___ TASK INPUT

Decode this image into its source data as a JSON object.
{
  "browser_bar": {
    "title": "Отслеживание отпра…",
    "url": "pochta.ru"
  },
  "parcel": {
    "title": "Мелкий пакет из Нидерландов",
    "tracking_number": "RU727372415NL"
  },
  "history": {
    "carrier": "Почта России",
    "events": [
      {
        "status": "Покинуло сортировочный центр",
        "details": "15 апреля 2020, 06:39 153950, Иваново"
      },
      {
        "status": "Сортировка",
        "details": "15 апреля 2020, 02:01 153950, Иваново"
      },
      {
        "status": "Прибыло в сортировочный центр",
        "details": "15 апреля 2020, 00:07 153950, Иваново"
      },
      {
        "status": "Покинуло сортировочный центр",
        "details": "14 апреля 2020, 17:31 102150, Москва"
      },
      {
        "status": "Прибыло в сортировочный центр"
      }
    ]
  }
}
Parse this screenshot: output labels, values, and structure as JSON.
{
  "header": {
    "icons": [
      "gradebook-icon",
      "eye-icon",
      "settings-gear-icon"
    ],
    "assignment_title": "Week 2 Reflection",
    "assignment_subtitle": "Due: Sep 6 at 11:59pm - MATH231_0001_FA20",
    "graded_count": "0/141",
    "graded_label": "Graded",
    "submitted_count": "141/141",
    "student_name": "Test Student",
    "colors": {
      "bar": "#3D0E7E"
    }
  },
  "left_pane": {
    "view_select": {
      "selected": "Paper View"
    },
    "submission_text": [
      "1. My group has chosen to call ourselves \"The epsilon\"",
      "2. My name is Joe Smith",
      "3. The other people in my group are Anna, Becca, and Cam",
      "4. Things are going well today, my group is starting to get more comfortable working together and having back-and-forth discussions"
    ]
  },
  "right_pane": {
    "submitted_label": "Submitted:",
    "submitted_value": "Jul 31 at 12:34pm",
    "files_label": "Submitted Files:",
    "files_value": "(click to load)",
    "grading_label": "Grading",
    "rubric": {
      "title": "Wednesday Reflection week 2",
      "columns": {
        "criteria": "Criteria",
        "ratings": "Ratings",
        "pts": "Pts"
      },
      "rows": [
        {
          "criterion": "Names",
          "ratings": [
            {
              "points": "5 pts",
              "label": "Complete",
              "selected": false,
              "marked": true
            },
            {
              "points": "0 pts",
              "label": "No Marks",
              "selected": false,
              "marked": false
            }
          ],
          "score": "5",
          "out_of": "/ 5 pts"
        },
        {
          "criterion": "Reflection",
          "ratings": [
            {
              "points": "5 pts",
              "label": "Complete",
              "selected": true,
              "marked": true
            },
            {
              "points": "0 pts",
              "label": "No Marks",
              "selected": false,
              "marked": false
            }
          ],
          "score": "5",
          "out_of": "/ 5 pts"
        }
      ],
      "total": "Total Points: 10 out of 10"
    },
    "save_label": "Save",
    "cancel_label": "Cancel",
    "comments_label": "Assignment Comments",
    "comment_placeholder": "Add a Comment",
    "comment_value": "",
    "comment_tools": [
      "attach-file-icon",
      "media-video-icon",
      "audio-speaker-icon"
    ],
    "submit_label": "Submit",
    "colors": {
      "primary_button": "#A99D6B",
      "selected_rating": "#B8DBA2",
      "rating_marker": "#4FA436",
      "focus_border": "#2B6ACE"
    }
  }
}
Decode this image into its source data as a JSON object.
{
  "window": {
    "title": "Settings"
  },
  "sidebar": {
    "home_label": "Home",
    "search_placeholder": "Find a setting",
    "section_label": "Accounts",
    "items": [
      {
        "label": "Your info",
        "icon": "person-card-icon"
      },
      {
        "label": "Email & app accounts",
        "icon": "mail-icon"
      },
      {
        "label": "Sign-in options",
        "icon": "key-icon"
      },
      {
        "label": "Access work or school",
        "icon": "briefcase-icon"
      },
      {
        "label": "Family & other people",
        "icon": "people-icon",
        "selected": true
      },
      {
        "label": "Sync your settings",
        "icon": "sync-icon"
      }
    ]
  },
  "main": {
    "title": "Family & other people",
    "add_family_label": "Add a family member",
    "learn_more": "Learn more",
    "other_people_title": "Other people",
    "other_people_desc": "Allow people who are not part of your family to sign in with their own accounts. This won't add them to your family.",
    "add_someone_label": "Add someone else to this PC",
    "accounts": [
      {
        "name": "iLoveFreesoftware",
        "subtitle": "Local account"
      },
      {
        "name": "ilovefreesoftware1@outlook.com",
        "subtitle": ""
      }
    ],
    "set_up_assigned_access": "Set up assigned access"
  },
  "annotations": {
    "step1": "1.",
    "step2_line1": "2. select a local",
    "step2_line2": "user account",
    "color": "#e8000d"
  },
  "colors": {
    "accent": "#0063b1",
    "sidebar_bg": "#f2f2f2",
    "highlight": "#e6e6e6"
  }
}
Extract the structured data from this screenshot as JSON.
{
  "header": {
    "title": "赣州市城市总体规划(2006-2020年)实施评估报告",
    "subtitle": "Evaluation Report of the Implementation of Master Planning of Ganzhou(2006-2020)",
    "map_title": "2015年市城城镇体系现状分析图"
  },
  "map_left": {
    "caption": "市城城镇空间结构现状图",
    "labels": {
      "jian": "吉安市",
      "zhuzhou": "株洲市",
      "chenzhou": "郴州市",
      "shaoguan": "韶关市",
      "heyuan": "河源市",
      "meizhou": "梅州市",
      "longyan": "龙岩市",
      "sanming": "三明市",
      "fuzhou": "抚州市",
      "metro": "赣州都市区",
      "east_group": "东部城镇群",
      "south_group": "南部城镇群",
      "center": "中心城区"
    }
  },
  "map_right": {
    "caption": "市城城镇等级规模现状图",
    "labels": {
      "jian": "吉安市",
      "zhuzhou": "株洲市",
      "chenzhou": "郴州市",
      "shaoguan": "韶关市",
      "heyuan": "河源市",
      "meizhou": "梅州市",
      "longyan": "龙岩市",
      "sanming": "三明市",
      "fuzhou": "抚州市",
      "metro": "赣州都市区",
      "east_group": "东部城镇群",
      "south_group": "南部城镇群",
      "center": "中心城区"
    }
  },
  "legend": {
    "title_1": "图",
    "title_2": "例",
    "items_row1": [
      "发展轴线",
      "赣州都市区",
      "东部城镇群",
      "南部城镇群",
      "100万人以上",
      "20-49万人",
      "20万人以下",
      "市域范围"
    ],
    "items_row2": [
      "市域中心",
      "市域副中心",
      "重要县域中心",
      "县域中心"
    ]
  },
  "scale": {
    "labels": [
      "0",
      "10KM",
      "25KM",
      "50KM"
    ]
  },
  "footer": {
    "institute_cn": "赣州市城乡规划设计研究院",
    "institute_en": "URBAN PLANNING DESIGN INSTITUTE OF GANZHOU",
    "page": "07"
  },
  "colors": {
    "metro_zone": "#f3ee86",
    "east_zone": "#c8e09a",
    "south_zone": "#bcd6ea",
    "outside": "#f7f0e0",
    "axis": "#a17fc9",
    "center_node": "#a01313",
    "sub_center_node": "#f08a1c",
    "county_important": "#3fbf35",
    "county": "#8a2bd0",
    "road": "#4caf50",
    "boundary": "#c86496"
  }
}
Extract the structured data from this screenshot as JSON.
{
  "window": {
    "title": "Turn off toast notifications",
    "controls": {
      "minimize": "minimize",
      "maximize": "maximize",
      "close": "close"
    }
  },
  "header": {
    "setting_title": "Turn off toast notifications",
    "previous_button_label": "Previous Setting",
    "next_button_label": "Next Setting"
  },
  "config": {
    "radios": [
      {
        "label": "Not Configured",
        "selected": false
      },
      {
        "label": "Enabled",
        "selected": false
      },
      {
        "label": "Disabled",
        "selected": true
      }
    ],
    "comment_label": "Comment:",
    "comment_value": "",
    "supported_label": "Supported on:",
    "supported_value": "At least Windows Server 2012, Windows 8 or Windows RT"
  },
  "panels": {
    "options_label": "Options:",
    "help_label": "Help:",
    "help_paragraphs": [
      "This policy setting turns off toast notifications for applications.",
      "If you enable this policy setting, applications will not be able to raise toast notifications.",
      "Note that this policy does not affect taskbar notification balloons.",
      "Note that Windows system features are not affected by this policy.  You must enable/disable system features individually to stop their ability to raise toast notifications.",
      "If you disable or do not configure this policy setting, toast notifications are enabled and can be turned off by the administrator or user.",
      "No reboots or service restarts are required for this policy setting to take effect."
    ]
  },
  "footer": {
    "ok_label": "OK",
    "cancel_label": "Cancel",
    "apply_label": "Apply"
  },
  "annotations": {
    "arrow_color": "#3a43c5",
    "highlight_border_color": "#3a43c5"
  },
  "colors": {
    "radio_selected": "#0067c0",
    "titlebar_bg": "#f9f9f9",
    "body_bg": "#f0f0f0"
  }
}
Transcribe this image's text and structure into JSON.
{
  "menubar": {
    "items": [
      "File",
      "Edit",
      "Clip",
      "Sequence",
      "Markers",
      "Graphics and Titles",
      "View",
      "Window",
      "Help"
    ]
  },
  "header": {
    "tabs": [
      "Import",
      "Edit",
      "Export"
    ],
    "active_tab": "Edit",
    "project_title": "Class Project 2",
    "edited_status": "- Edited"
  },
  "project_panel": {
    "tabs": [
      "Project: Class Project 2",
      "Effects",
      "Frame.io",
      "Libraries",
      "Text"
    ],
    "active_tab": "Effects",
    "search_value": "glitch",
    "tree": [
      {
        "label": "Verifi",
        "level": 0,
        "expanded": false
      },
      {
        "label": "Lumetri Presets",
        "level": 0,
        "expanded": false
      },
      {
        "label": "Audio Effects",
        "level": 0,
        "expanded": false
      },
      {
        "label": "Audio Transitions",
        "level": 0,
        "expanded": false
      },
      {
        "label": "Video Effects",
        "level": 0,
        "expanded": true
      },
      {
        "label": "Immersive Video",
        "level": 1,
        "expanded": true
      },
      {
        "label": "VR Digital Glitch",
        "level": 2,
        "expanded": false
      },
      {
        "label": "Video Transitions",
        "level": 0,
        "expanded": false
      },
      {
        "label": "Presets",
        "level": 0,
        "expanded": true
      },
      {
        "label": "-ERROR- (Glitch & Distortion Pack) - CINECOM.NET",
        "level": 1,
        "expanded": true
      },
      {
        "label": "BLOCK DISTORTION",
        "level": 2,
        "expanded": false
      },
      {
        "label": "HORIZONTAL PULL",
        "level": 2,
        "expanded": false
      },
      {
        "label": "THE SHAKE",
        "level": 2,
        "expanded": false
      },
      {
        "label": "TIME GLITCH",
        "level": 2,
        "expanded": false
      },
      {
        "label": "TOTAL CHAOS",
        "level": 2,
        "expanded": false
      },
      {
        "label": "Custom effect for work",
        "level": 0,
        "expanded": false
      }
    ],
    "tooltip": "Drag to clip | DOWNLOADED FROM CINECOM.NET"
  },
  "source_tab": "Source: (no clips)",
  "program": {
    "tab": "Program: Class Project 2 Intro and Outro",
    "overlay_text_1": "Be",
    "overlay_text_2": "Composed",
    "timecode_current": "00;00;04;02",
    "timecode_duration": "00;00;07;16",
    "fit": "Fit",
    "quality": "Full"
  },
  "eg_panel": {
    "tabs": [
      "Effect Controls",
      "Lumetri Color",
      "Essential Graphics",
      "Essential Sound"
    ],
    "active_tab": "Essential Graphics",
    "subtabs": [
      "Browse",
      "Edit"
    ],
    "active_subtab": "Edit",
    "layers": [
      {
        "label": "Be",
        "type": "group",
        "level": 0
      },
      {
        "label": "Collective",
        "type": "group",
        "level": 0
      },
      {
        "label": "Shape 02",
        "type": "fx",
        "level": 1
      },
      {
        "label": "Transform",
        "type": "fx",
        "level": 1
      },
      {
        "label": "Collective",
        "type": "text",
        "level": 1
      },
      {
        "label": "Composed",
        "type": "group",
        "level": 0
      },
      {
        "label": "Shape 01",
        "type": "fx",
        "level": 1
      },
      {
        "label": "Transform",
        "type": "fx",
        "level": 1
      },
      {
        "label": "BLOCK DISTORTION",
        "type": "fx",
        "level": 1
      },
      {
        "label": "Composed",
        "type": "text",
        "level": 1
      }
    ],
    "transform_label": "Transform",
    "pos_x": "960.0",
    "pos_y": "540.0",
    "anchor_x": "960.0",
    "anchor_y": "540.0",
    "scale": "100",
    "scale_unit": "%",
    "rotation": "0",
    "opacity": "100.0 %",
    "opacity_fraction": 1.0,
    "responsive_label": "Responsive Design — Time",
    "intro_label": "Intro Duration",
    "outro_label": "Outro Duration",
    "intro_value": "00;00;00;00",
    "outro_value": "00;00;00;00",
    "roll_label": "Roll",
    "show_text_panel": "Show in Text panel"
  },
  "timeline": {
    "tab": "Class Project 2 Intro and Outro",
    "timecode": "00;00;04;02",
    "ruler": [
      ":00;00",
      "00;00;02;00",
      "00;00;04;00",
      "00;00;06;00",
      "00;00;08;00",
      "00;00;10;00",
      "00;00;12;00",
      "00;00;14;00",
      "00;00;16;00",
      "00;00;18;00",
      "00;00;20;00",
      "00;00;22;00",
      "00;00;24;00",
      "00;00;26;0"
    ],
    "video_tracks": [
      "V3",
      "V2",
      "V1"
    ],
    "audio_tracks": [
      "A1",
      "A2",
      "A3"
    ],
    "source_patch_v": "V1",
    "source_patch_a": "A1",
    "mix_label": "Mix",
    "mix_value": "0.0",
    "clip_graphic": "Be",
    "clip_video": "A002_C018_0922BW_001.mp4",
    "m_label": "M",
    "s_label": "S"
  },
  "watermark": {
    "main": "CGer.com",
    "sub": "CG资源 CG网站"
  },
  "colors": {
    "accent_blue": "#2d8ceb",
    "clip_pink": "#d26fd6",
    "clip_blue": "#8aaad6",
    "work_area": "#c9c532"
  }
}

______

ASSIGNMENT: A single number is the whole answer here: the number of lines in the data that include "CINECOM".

REPLY TO THE EXERCISE: 2